Politics & Government

9th District candidates talk about the Mueller Report, Realtors’ money and HB2

One candidate defended her million-dollar support from an outside interest group.

Another stood up for his sponsorship of House Bill 2, which critics deride as the “bathroom bill.”

And another explained his support of the Republican whose campaign was tarnished by allegations of election fraud.

A forum sponsored by Mecklenburg County’s Young Republicans on Tuesday night drew five of the 10 Republicans running in the 9th District. Another, Matthew Ridenhour, didn’t attend because of a scheduling conflict. Four others ,who organizers said haven’t actively campaigned, were not invited.

Early voting starts Wednesday in the district that stretches from Charlotte to Bladen County.

The candidates agreed on most issues, including the Mueller Report about Russian interference in the 2016 presidential election.

“This witch hunt is treason,” said Stevie Rivenbark of Fayetteville.

Former lawmaker Fern Shubert of Marshville called it “a very expensive joke.”

Realtor Leigh Brown of Cabarrus County said the report “shows how tough” President Donald Trump is.

And state Sen. Dan Bishop said the “left is now totally consumed” with Trump’s possible obstruction of justice.

“If he was obstructing, he was obstructing a coup,” Bishop said.

But then the questioning turned to matters specific to each candidate.

Bishop was asked whether his 2016 sponsorship of HB2 might be a vulnerability in a general election campaign against Democrat Dan McCready.

The bill, which required transgender people to use the bathroom of the gender on their birth certificate, came in response to what Bishop called “an extraordinary overreach by local government.” The bill followed the Charlotte City Council’s passage of a broad anti-discrimination bill. HB2 was blamed for the loss of sporting events and economic investment.

Rivenbark asked Bishop how he would avoid “re-litigating” the measure in a campaign against McCready.
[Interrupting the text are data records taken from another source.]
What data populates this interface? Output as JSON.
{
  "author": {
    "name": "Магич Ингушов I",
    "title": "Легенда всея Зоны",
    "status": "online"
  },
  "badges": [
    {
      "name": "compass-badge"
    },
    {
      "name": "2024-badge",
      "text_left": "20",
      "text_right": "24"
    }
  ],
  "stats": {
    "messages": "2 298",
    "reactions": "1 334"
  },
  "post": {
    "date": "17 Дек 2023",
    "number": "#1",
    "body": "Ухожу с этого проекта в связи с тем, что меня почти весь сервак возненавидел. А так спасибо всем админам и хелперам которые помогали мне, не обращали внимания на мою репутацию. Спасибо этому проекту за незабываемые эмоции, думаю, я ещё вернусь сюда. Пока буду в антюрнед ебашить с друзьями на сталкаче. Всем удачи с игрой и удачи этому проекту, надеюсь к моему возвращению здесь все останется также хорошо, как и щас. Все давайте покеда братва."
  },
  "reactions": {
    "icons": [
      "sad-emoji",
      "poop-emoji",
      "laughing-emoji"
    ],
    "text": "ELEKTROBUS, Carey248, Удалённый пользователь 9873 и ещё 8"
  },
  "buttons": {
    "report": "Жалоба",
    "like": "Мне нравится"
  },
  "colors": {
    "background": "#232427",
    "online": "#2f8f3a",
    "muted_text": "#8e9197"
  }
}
Bishop responded by saying he beat two opponents in 2018 who tried to make it an issue.

“It’s a done deal,” he said. “It’s an exhausted issue. Voters aren’t nearly as interested as the media and the left.”
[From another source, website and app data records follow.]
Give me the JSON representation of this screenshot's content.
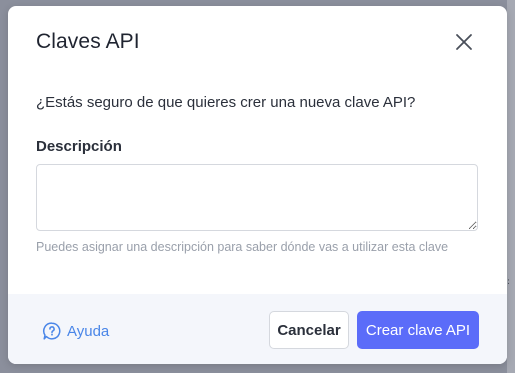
{
  "modal": {
    "title": "Claves API",
    "question": "¿Estás seguro de que quieres crer una nueva clave API?",
    "description_label": "Descripción",
    "description_value": "",
    "description_placeholder": "",
    "help_text": "Puedes asignar una descripción para saber dónde vas a utilizar esta clave"
  },
  "footer": {
    "help_label": "Ayuda",
    "cancel_label": "Cancelar",
    "create_label": "Crear clave API"
  },
  "icons": {
    "close": "close-icon",
    "help": "help-chat-icon"
  },
  "colors": {
    "primary": "#5b6cf9",
    "link": "#4a86e8",
    "footer_bg": "#f4f6fb",
    "backdrop": "#8b8f9c"
  }
}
Bishop himself went after Brown’s support from the National Realtor’s Association political action committee. It’s spending $1.3 million on behalf of Brown, a former fundraising chair for the PAC.

“If your entire campaign is built on one (Washington) DC super PAC, that is a grave concern,” he said, turning to Brown.
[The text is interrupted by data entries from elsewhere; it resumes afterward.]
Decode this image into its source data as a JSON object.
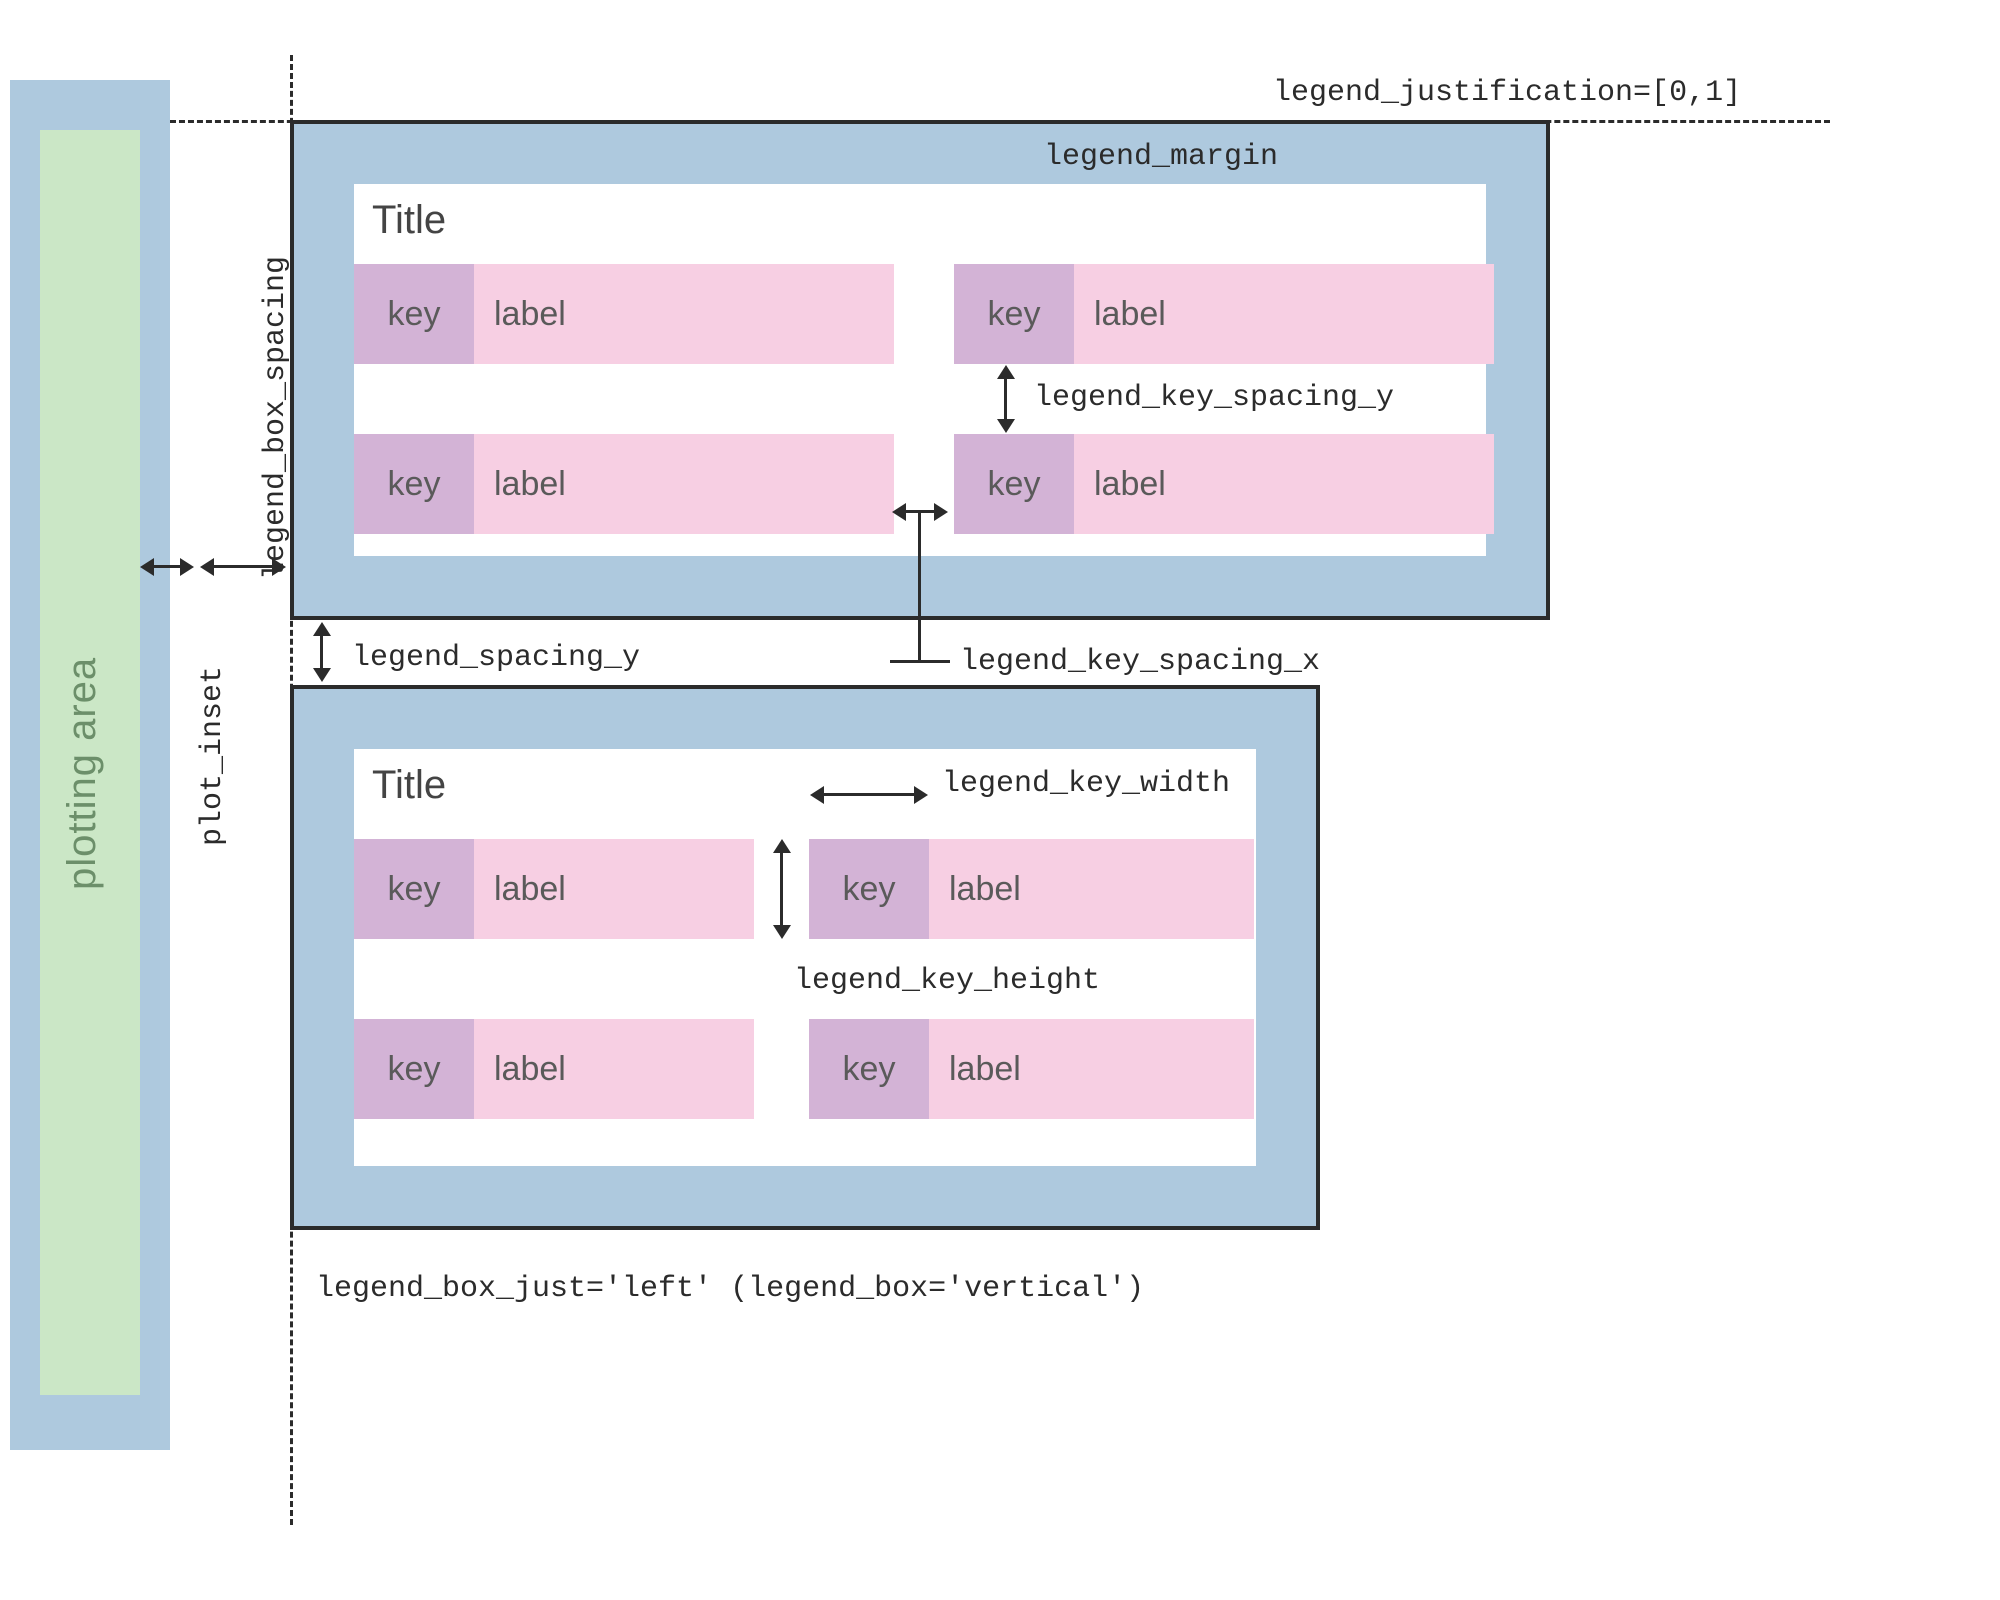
{
  "plot": {
    "label": "plotting area"
  },
  "annotations": {
    "legend_justification": "legend_justification=[0,1]",
    "legend_margin": "legend_margin",
    "plot_inset": "plot_inset",
    "legend_box_spacing": "legend_box_spacing",
    "legend_spacing_y": "legend_spacing_y",
    "legend_key_spacing_y": "legend_key_spacing_y",
    "legend_key_spacing_x": "legend_key_spacing_x",
    "legend_key_width": "legend_key_width",
    "legend_key_height": "legend_key_height",
    "legend_box_just": "legend_box_just='left' (legend_box='vertical')"
  },
  "legend1": {
    "title": "Title",
    "entries": [
      {
        "key": "key",
        "label": "label"
      },
      {
        "key": "key",
        "label": "label"
      },
      {
        "key": "key",
        "label": "label"
      },
      {
        "key": "key",
        "label": "label"
      }
    ]
  },
  "legend2": {
    "title": "Title",
    "entries": [
      {
        "key": "key",
        "label": "label"
      },
      {
        "key": "key",
        "label": "label"
      },
      {
        "key": "key",
        "label": "label"
      },
      {
        "key": "key",
        "label": "label"
      }
    ]
  }
}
Brown said she had nothing to do with the group’s decision to back her campaign and stepped down as its fundraising chair before filing “because I’m a woman of integrity.”

“Realtors aren’t a special interest group,” she said. “It’s a public interest group.”

Stony Rushing, a Union County commissioner, was asked how he would explain his endorsement by Mark Harris, the 2018 GOP candidate. State election officials called for a new election in February after hearing evidence of election fraud in Bladen and Robeson counties orchestrated by an operative for the Harris campaign.

Harris testified that he knew nothing about the alleged fraud by McCrae Dowless.

Rushing said he stood by Harris in the campaign and is standing with him now. He called the bipartisan State Board of Elections, which called for the new vote, “the crookedest bunch of people you’re ever going to meet.”

The forum came a day after Bishop won the endorsement of the conservative Club for Growth, a group that usually follows an endorsement with money. Club for Growth Action already has spent nearly $18,000 on mailers attacking Rushing’s record on taxes as a Union County commissioner.

Earlier in the day, Rushing replied to the attacks with a new video that shows him standing in a swamp with a snake wrapped around his neck and a rifle in hand. He’s criticized the anti-tax group for spending $7 million against Donald Trump in the 2016 Republican primary.

“The same establishment insiders that fought against President Trump want to keep me out of Washington too,” Rushing says in the ad. “They’re right to be afraid.”

If no one in the May 14 primary gets at least 30 percent of the vote, there will be a Sept. 10 runoff followed by a Nov. 5 general election. If no runoff is necessary, the general election will be Sept. 10.